Exercise
Report each line of the records below that uses the word "Empresa".

===== Available data =====

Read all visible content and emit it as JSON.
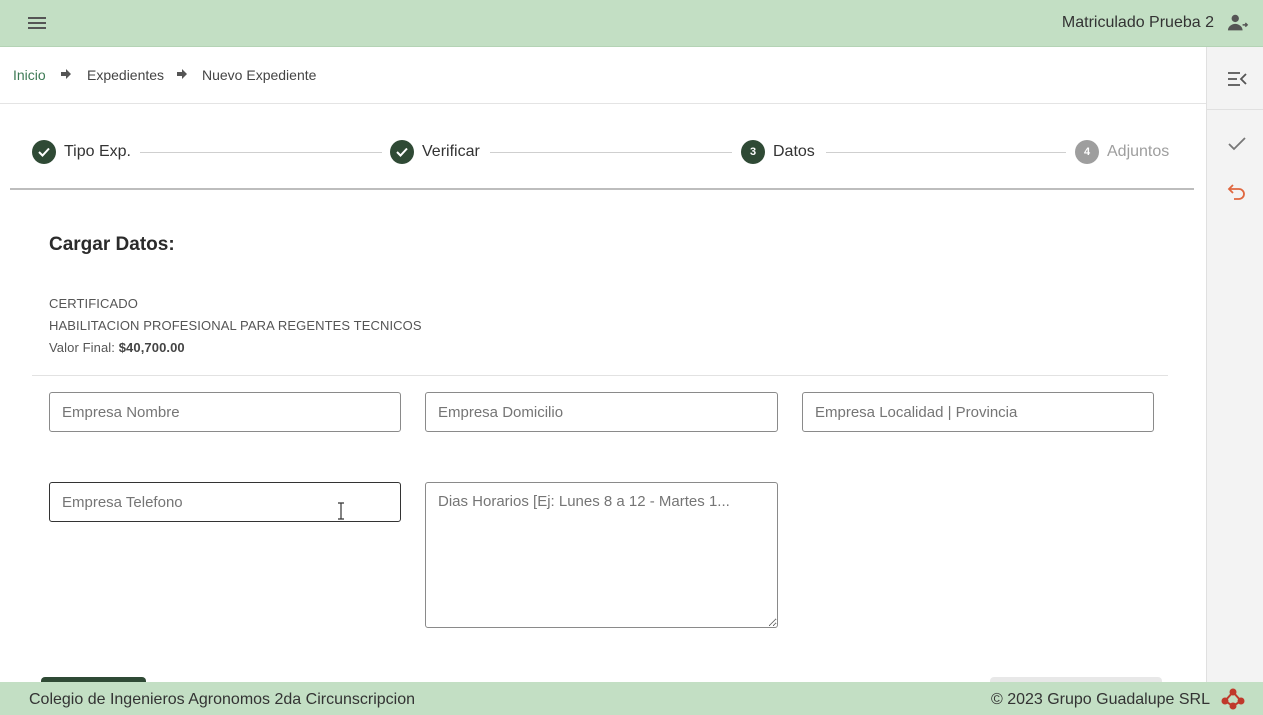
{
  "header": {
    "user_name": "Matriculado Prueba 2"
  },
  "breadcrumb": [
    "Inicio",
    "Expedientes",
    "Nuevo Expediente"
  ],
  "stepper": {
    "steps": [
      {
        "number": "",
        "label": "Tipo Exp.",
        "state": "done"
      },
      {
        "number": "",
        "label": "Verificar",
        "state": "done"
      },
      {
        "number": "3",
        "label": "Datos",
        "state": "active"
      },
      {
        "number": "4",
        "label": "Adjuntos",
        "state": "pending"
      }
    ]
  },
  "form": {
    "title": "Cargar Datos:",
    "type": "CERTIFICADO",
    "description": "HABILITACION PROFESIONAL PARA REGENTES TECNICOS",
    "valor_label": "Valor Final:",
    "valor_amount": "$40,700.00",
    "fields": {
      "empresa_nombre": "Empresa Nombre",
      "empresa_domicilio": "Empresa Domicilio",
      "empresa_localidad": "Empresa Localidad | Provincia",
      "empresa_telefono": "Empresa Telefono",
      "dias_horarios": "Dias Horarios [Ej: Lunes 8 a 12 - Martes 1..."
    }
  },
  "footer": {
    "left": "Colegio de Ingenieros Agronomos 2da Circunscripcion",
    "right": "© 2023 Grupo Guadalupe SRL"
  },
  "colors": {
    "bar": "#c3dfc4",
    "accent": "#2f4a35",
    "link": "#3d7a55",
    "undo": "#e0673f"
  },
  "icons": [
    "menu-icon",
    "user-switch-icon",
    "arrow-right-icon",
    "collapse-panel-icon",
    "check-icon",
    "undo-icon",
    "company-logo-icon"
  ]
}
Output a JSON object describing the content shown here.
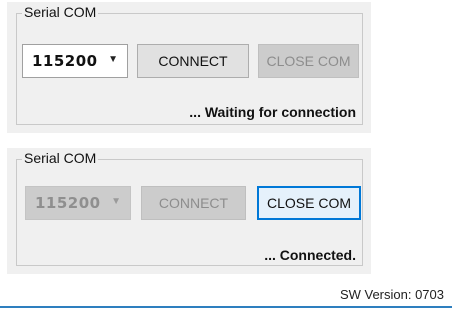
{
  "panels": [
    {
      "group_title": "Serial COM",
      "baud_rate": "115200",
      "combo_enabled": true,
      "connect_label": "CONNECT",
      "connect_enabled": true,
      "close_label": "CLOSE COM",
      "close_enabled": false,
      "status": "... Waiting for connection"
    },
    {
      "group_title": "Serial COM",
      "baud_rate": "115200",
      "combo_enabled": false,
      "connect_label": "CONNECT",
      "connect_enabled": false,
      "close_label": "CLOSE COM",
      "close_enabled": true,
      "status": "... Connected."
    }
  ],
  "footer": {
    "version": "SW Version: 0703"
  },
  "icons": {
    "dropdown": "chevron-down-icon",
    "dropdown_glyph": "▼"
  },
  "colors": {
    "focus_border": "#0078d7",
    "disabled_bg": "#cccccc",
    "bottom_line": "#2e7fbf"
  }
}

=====

Exercise solution
      "empresa_nombre": "Empresa Nombre",
      "empresa_domicilio": "Empresa Domicilio",
      "empresa_localidad": "Empresa Localidad | Provincia",
      "empresa_telefono": "Empresa Telefono",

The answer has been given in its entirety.